• Try it
Could you print every record exactly as it stands?

• The data

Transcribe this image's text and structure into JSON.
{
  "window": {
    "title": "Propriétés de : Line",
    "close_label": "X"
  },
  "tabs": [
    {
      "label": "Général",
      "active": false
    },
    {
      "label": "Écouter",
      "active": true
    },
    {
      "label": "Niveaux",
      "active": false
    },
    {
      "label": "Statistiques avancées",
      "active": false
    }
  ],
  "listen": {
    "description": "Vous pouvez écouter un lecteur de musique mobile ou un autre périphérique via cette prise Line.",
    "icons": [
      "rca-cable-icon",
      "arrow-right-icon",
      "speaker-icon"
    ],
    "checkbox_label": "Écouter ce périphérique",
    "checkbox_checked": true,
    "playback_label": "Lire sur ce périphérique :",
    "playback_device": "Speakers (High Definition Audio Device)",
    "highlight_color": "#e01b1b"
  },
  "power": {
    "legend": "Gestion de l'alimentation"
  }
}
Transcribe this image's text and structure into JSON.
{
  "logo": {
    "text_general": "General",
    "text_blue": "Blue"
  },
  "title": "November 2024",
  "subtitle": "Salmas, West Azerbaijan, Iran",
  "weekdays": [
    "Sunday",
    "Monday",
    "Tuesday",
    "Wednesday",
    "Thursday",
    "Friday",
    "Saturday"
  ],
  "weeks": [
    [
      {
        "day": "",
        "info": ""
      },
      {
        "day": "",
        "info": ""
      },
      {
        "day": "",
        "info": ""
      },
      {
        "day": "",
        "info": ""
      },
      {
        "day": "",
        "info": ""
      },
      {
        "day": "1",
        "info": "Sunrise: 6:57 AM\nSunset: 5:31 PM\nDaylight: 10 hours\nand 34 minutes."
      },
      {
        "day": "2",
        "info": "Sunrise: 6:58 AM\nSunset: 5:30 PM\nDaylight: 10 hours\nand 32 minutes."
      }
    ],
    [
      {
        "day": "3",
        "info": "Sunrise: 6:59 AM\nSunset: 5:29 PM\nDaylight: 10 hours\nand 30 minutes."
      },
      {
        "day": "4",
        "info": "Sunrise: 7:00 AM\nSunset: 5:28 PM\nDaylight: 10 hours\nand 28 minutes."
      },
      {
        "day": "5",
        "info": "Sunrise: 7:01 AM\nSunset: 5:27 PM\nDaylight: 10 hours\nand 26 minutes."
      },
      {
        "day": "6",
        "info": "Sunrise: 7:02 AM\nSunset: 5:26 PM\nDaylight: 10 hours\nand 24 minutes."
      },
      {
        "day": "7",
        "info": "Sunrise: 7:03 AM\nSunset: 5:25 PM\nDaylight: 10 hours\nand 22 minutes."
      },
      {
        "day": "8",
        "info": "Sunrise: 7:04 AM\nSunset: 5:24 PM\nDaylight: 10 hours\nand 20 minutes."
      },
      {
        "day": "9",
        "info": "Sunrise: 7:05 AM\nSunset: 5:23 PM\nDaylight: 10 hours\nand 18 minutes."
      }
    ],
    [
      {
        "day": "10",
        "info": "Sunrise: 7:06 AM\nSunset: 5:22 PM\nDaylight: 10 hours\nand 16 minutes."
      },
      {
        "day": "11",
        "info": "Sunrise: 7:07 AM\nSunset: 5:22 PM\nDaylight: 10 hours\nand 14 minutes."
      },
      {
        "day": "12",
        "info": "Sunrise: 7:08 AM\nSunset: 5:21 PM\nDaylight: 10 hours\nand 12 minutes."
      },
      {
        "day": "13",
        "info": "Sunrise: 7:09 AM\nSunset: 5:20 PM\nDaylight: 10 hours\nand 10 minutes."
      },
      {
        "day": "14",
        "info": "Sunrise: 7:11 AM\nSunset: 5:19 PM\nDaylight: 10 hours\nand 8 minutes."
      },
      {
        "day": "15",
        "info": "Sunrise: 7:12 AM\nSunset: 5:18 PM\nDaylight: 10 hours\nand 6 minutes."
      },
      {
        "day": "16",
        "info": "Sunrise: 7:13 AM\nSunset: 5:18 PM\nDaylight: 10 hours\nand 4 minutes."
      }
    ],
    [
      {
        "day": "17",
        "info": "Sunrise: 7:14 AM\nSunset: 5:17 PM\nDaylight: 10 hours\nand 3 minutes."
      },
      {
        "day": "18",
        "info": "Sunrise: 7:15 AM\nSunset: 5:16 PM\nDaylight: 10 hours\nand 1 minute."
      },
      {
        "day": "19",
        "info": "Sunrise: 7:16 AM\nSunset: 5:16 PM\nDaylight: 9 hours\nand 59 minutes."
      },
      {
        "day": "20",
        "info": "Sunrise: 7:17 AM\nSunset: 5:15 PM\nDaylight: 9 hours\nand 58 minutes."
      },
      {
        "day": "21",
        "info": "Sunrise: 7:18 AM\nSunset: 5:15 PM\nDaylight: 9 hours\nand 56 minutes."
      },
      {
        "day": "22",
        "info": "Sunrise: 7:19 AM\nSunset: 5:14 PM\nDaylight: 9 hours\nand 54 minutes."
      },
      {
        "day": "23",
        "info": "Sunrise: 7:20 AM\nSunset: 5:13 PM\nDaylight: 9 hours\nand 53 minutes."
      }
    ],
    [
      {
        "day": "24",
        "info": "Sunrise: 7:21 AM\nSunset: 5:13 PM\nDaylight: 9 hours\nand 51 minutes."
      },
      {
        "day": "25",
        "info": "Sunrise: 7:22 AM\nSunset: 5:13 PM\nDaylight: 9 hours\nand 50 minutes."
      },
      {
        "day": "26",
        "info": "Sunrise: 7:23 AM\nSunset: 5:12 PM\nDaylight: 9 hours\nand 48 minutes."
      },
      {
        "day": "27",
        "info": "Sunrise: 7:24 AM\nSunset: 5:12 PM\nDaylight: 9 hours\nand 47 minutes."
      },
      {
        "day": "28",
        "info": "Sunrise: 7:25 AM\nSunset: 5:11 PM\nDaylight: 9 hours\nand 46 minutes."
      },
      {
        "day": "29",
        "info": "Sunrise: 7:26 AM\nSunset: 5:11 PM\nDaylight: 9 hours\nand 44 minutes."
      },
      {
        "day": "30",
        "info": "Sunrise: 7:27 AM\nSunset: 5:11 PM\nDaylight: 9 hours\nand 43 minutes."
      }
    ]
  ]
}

• Answer space
Transcribe this image's text and structure into JSON.
{
  "window": {
    "title": "Propriétés de : Line",
    "close_label": "X"
  },
  "tabs": [
    {
      "label": "Général",
      "active": false
    },
    {
      "label": "Écouter",
      "active": true
    },
    {
      "label": "Niveaux",
      "active": false
    },
    {
      "label": "Statistiques avancées",
      "active": false
    }
  ],
  "listen": {
    "description": "Vous pouvez écouter un lecteur de musique mobile ou un autre périphérique via cette prise Line.",
    "icons": [
      "rca-cable-icon",
      "arrow-right-icon",
      "speaker-icon"
    ],
    "checkbox_label": "Écouter ce périphérique",
    "checkbox_checked": true,
    "playback_label": "Lire sur ce périphérique :",
    "playback_device": "Speakers (High Definition Audio Device)",
    "highlight_color": "#e01b1b"
  },
  "power": {
    "legend": "Gestion de l'alimentation"
  }
}
Transcribe this image's text and structure into JSON.
{
  "logo": {
    "text_general": "General",
    "text_blue": "Blue"
  },
  "title": "November 2024",
  "subtitle": "Salmas, West Azerbaijan, Iran",
  "weekdays": [
    "Sunday",
    "Monday",
    "Tuesday",
    "Wednesday",
    "Thursday",
    "Friday",
    "Saturday"
  ],
  "weeks": [
    [
      {
        "day": "",
        "info": ""
      },
      {
        "day": "",
        "info": ""
      },
      {
        "day": "",
        "info": ""
      },
      {
        "day": "",
        "info": ""
      },
      {
        "day": "",
        "info": ""
      },
      {
        "day": "1",
        "info": "Sunrise: 6:57 AM\nSunset: 5:31 PM\nDaylight: 10 hours\nand 34 minutes."
      },
      {
        "day": "2",
        "info": "Sunrise: 6:58 AM\nSunset: 5:30 PM\nDaylight: 10 hours\nand 32 minutes."
      }
    ],
    [
      {
        "day": "3",
        "info": "Sunrise: 6:59 AM\nSunset: 5:29 PM\nDaylight: 10 hours\nand 30 minutes."
      },
      {
        "day": "4",
        "info": "Sunrise: 7:00 AM\nSunset: 5:28 PM\nDaylight: 10 hours\nand 28 minutes."
      },
      {
        "day": "5",
        "info": "Sunrise: 7:01 AM\nSunset: 5:27 PM\nDaylight: 10 hours\nand 26 minutes."
      },
      {
        "day": "6",
        "info": "Sunrise: 7:02 AM\nSunset: 5:26 PM\nDaylight: 10 hours\nand 24 minutes."
      },
      {
        "day": "7",
        "info": "Sunrise: 7:03 AM\nSunset: 5:25 PM\nDaylight: 10 hours\nand 22 minutes."
      },
      {
        "day": "8",
        "info": "Sunrise: 7:04 AM\nSunset: 5:24 PM\nDaylight: 10 hours\nand 20 minutes."
      },
      {
        "day": "9",
        "info": "Sunrise: 7:05 AM\nSunset: 5:23 PM\nDaylight: 10 hours\nand 18 minutes."
      }
    ],
    [
      {
        "day": "10",
        "info": "Sunrise: 7:06 AM\nSunset: 5:22 PM\nDaylight: 10 hours\nand 16 minutes."
      },
      {
        "day": "11",
        "info": "Sunrise: 7:07 AM\nSunset: 5:22 PM\nDaylight: 10 hours\nand 14 minutes."
      },
      {
        "day": "12",
        "info": "Sunrise: 7:08 AM\nSunset: 5:21 PM\nDaylight: 10 hours\nand 12 minutes."
      },
      {
        "day": "13",
        "info": "Sunrise: 7:09 AM\nSunset: 5:20 PM\nDaylight: 10 hours\nand 10 minutes."
      },
      {
        "day": "14",
        "info": "Sunrise: 7:11 AM\nSunset: 5:19 PM\nDaylight: 10 hours\nand 8 minutes."
      },
      {
        "day": "15",
        "info": "Sunrise: 7:12 AM\nSunset: 5:18 PM\nDaylight: 10 hours\nand 6 minutes."
      },
      {
        "day": "16",
        "info": "Sunrise: 7:13 AM\nSunset: 5:18 PM\nDaylight: 10 hours\nand 4 minutes."
      }
    ],
    [
      {
        "day": "17",
        "info": "Sunrise: 7:14 AM\nSunset: 5:17 PM\nDaylight: 10 hours\nand 3 minutes."
      },
      {
        "day": "18",
        "info": "Sunrise: 7:15 AM\nSunset: 5:16 PM\nDaylight: 10 hours\nand 1 minute."
      },
      {
        "day": "19",
        "info": "Sunrise: 7:16 AM\nSunset: 5:16 PM\nDaylight: 9 hours\nand 59 minutes."
      },
      {
        "day": "20",
        "info": "Sunrise: 7:17 AM\nSunset: 5:15 PM\nDaylight: 9 hours\nand 58 minutes."
      },
      {
        "day": "21",
        "info": "Sunrise: 7:18 AM\nSunset: 5:15 PM\nDaylight: 9 hours\nand 56 minutes."
      },
      {
        "day": "22",
        "info": "Sunrise: 7:19 AM\nSunset: 5:14 PM\nDaylight: 9 hours\nand 54 minutes."
      },
      {
        "day": "23",
        "info": "Sunrise: 7:20 AM\nSunset: 5:13 PM\nDaylight: 9 hours\nand 53 minutes."
      }
    ],
    [
      {
        "day": "24",
        "info": "Sunrise: 7:21 AM\nSunset: 5:13 PM\nDaylight: 9 hours\nand 51 minutes."
      },
      {
        "day": "25",
        "info": "Sunrise: 7:22 AM\nSunset: 5:13 PM\nDaylight: 9 hours\nand 50 minutes."
      },
      {
        "day": "26",
        "info": "Sunrise: 7:23 AM\nSunset: 5:12 PM\nDaylight: 9 hours\nand 48 minutes."
      },
      {
        "day": "27",
        "info": "Sunrise: 7:24 AM\nSunset: 5:12 PM\nDaylight: 9 hours\nand 47 minutes."
      },
      {
        "day": "28",
        "info": "Sunrise: 7:25 AM\nSunset: 5:11 PM\nDaylight: 9 hours\nand 46 minutes."
      },
      {
        "day": "29",
        "info": "Sunrise: 7:26 AM\nSunset: 5:11 PM\nDaylight: 9 hours\nand 44 minutes."
      },
      {
        "day": "30",
        "info": "Sunrise: 7:27 AM\nSunset: 5:11 PM\nDaylight: 9 hours\nand 43 minutes."
      }
    ]
  ]
}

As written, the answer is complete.